=== Dataset records ===
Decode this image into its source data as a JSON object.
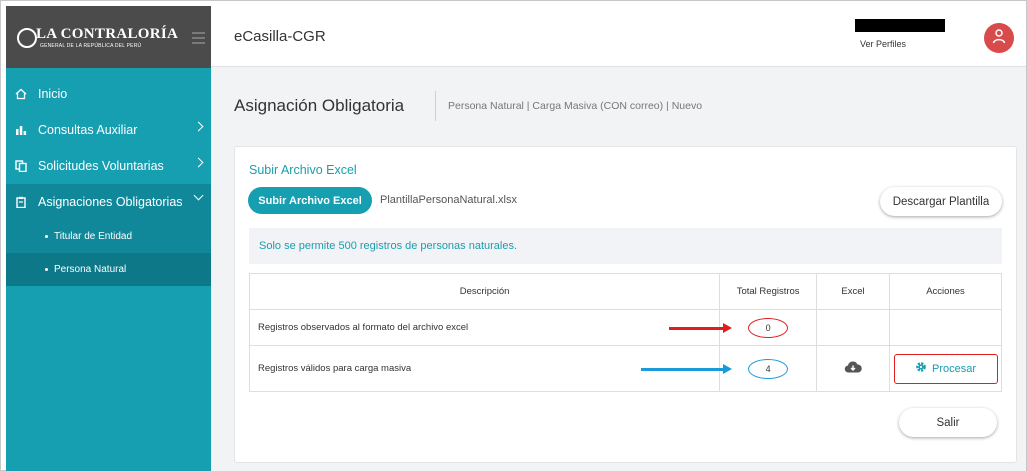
{
  "brand": {
    "logo_title": "LA CONTRALORÍA",
    "logo_subtitle": "GENERAL DE LA REPÚBLICA DEL PERÚ"
  },
  "sidebar": {
    "items": [
      {
        "label": "Inicio",
        "icon": "home-icon"
      },
      {
        "label": "Consultas Auxiliar",
        "icon": "bar-chart-icon"
      },
      {
        "label": "Solicitudes Voluntarias",
        "icon": "copy-icon"
      },
      {
        "label": "Asignaciones Obligatorias",
        "icon": "clipboard-icon"
      }
    ],
    "subitems": [
      {
        "label": "Titular de Entidad"
      },
      {
        "label": "Persona Natural"
      }
    ]
  },
  "header": {
    "app_title": "eCasilla-CGR",
    "profile_link": "Ver Perfiles",
    "avatar_icon": "user-icon"
  },
  "page": {
    "title": "Asignación Obligatoria",
    "breadcrumb": "Persona Natural | Carga Masiva (CON correo) | Nuevo"
  },
  "upload_card": {
    "title": "Subir Archivo Excel",
    "upload_button": "Subir Archivo Excel",
    "file_name": "PlantillaPersonaNatural.xlsx",
    "download_button": "Descargar Plantilla",
    "info": "Solo se permite 500 registros de personas naturales.",
    "table": {
      "headers": [
        "Descripción",
        "Total Registros",
        "Excel",
        "Acciones"
      ],
      "rows": [
        {
          "description": "Registros observados al formato del archivo excel",
          "total": "0"
        },
        {
          "description": "Registros válidos para carga masiva",
          "total": "4",
          "action": "Procesar"
        }
      ]
    },
    "exit_button": "Salir"
  },
  "colors": {
    "sidebar": "#169eb1",
    "sidebar_active": "#10889a",
    "accent": "#169eb1",
    "highlight_red": "#e11d1d",
    "highlight_blue": "#1a9bd7",
    "avatar": "#d94b4b"
  }
}
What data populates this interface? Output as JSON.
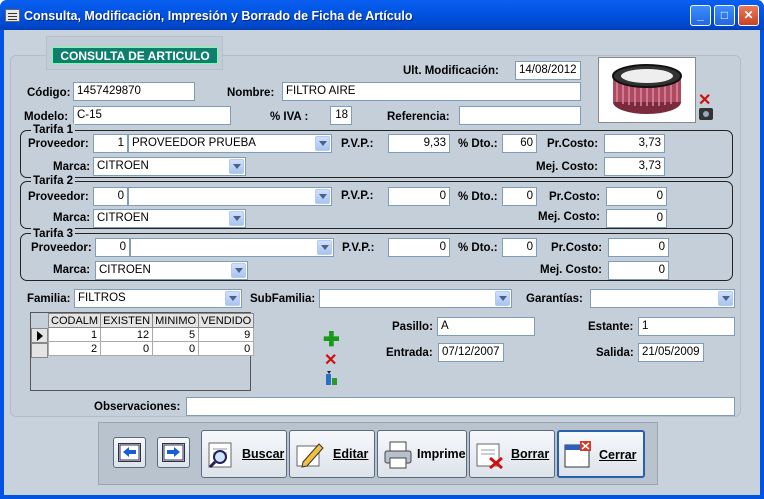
{
  "window": {
    "title": "Consulta, Modificación, Impresión y Borrado de Ficha de Artículo",
    "minimize": "_",
    "maximize": "□",
    "close": "✕"
  },
  "tab": {
    "label": "CONSULTA DE ARTICULO"
  },
  "header": {
    "ult_mod_label": "Ult. Modificación:",
    "ult_mod_value": "14/08/2012",
    "codigo_label": "Código:",
    "codigo_value": "1457429870",
    "nombre_label": "Nombre:",
    "nombre_value": "FILTRO AIRE",
    "modelo_label": "Modelo:",
    "modelo_value": "C-15",
    "iva_label": "% IVA :",
    "iva_value": "18",
    "referencia_label": "Referencia:",
    "referencia_value": ""
  },
  "labels": {
    "proveedor": "Proveedor:",
    "pvp": "P.V.P.:",
    "dto": "% Dto.:",
    "prcosto": "Pr.Costo:",
    "marca": "Marca:",
    "mejcosto": "Mej. Costo:"
  },
  "tarifas": [
    {
      "title": "Tarifa 1",
      "prov_num": "1",
      "prov_name": "PROVEEDOR PRUEBA",
      "pvp": "9,33",
      "dto": "60",
      "prcosto": "3,73",
      "marca": "CITROEN",
      "mejcosto": "3,73"
    },
    {
      "title": "Tarifa 2",
      "prov_num": "0",
      "prov_name": "",
      "pvp": "0",
      "dto": "0",
      "prcosto": "0",
      "marca": "CITROEN",
      "mejcosto": "0"
    },
    {
      "title": "Tarifa 3",
      "prov_num": "0",
      "prov_name": "",
      "pvp": "0",
      "dto": "0",
      "prcosto": "0",
      "marca": "CITROEN",
      "mejcosto": "0"
    }
  ],
  "familia": {
    "familia_label": "Familia:",
    "familia_value": "FILTROS",
    "subfamilia_label": "SubFamilia:",
    "subfamilia_value": "",
    "garantias_label": "Garantías:",
    "garantias_value": ""
  },
  "stock": {
    "columns": [
      "CODALM",
      "EXISTEN",
      "MINIMO",
      "VENDIDO"
    ],
    "rows": [
      [
        "1",
        "12",
        "5",
        "9"
      ],
      [
        "2",
        "0",
        "0",
        "0"
      ]
    ]
  },
  "ubicacion": {
    "pasillo_label": "Pasillo:",
    "pasillo_value": "A",
    "estante_label": "Estante:",
    "estante_value": "1",
    "entrada_label": "Entrada:",
    "entrada_value": "07/12/2007",
    "salida_label": "Salida:",
    "salida_value": "21/05/2009"
  },
  "observaciones": {
    "label": "Observaciones:",
    "value": ""
  },
  "buttons": {
    "buscar": "Buscar",
    "editar": "Editar",
    "imprime": "Imprime",
    "borrar": "Borrar",
    "cerrar": "Cerrar"
  },
  "colors": {
    "title_bar": "#0054e3",
    "tab_label": "#0e7f6c",
    "form_bg": "#c5cfda"
  }
}
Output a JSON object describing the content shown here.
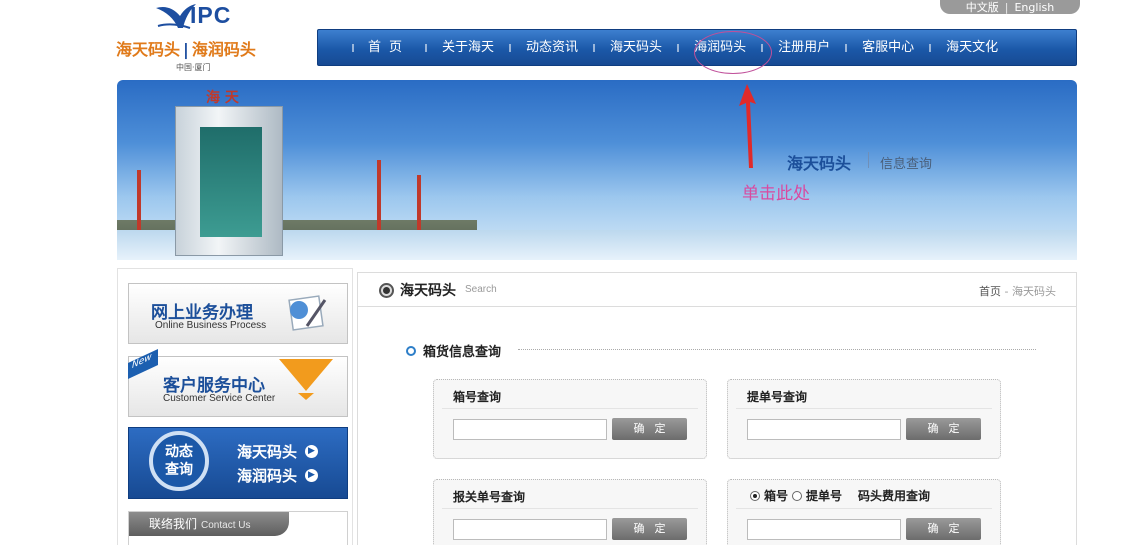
{
  "header": {
    "lang": {
      "zh": "中文版",
      "separator": "|",
      "en": "English"
    },
    "logo": {
      "brand": "IPC",
      "name1": "海天码头",
      "divider": "|",
      "name2": "海润码头",
      "place": "中国·厦门"
    }
  },
  "nav": {
    "items": [
      "首页",
      "关于海天",
      "动态资讯",
      "海天码头",
      "海润码头",
      "注册用户",
      "客服中心",
      "海天文化"
    ]
  },
  "banner": {
    "title": "海天码头",
    "subtitle": "信息查询",
    "annotation": "单击此处",
    "sign": "海 天"
  },
  "sidebar": {
    "online": {
      "cn": "网上业务办理",
      "en": "Online Business Process"
    },
    "service": {
      "badge": "New",
      "cn": "客户服务中心",
      "en": "Customer Service Center"
    },
    "dynamic": {
      "label": "动态查询",
      "label_line1": "动态",
      "label_line2": "查询",
      "links": [
        "海天码头",
        "海润码头"
      ]
    },
    "contact": {
      "cn": "联络我们",
      "en": "Contact Us"
    }
  },
  "main": {
    "heading": "海天码头",
    "heading_sub": "Search",
    "breadcrumb": {
      "home": "首页",
      "sep": " - ",
      "current": "海天码头"
    },
    "section_title": "箱货信息查询",
    "boxes": [
      {
        "title": "箱号查询",
        "input": "",
        "button": "确定"
      },
      {
        "title": "提单号查询",
        "input": "",
        "button": "确定"
      },
      {
        "title": "报关单号查询",
        "input": "",
        "button": "确定"
      },
      {
        "radio1": "箱号",
        "radio2": "提单号",
        "title": "码头费用查询",
        "selected": "箱号",
        "input": "",
        "button": "确定"
      }
    ]
  },
  "colors": {
    "nav_blue": "#1b58a8",
    "annotation_pink": "#d94aa0",
    "orange": "#f29b1d"
  }
}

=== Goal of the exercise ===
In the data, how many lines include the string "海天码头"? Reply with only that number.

=== Response box ===
6